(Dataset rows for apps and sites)
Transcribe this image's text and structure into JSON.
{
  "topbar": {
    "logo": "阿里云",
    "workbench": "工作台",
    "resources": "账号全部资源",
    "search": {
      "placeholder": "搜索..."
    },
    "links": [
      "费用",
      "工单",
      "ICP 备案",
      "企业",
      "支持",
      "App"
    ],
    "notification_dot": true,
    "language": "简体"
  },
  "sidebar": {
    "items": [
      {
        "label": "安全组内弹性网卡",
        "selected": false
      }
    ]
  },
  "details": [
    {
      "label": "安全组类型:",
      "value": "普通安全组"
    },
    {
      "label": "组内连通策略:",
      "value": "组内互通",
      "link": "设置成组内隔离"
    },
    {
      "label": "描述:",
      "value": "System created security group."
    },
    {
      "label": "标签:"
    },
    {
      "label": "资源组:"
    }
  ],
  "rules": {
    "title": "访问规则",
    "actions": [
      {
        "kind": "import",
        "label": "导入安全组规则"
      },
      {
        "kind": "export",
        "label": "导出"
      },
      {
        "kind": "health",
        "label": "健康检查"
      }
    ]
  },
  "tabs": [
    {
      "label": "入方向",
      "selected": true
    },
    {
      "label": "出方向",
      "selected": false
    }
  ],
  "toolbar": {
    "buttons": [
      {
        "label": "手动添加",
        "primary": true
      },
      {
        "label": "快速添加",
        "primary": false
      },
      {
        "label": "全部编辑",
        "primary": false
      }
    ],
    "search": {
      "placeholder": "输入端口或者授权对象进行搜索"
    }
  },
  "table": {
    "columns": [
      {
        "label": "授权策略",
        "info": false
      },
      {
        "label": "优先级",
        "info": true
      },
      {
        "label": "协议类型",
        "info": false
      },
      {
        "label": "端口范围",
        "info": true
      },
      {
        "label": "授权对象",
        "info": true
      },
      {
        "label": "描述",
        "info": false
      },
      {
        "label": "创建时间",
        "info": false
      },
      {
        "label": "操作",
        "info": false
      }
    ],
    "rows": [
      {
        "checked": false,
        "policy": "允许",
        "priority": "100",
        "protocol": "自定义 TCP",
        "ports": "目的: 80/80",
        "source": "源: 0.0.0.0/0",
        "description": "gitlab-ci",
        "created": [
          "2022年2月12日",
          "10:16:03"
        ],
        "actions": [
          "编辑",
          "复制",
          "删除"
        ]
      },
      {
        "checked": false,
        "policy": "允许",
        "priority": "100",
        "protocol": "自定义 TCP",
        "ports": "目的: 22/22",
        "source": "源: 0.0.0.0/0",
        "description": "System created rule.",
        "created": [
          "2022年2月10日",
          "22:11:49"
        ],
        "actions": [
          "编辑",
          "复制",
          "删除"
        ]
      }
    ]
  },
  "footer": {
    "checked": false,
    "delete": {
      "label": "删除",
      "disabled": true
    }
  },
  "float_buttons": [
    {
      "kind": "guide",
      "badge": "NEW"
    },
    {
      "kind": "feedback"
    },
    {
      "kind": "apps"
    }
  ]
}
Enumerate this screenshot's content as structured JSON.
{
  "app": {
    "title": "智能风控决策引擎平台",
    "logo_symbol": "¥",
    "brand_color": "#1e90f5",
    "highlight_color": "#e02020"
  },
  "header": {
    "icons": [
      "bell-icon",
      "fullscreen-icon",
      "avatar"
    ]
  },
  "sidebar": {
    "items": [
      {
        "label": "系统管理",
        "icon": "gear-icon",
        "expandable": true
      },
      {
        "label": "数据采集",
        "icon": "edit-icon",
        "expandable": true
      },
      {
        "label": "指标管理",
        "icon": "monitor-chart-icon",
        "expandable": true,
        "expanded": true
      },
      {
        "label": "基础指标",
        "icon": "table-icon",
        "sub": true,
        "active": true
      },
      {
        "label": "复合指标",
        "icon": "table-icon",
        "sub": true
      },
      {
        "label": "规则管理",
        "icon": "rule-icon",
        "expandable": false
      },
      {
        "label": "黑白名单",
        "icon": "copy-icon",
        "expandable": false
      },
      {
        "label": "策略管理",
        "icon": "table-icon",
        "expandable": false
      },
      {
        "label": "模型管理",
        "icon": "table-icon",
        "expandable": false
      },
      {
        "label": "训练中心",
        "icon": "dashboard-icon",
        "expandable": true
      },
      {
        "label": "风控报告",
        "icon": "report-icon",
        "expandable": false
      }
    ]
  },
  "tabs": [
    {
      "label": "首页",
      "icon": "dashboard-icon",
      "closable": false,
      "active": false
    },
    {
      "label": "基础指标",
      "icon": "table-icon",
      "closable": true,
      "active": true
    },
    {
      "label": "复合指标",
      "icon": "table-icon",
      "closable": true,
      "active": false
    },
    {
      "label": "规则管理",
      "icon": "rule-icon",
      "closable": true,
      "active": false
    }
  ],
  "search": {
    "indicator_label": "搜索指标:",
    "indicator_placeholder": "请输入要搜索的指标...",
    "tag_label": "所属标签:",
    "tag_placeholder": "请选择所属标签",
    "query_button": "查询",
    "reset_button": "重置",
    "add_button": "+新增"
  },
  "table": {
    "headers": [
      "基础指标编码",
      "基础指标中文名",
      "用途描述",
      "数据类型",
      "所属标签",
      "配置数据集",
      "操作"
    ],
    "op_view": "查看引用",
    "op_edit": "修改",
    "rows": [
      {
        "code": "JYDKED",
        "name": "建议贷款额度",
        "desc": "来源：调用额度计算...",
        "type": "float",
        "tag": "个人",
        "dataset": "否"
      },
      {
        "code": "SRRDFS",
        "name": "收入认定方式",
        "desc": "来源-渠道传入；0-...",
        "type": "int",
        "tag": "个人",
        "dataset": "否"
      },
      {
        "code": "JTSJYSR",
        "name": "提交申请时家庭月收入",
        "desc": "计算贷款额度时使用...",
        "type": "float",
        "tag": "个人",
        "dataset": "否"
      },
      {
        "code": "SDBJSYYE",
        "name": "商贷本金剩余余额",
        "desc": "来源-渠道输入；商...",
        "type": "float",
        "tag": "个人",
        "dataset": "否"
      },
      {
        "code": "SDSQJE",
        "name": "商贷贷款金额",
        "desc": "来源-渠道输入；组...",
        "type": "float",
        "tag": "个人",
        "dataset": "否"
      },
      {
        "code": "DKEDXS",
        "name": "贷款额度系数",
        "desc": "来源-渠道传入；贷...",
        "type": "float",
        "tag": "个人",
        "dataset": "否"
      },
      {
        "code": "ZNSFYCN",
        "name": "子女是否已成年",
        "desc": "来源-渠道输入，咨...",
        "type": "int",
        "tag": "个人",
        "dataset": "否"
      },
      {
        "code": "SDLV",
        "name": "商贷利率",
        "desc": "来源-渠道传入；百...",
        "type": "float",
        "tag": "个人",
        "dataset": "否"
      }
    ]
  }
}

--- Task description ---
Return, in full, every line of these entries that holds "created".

--- Written solution ---
      "value": "System created security group."
        "created": [
        "description": "System created rule.",
        "created": [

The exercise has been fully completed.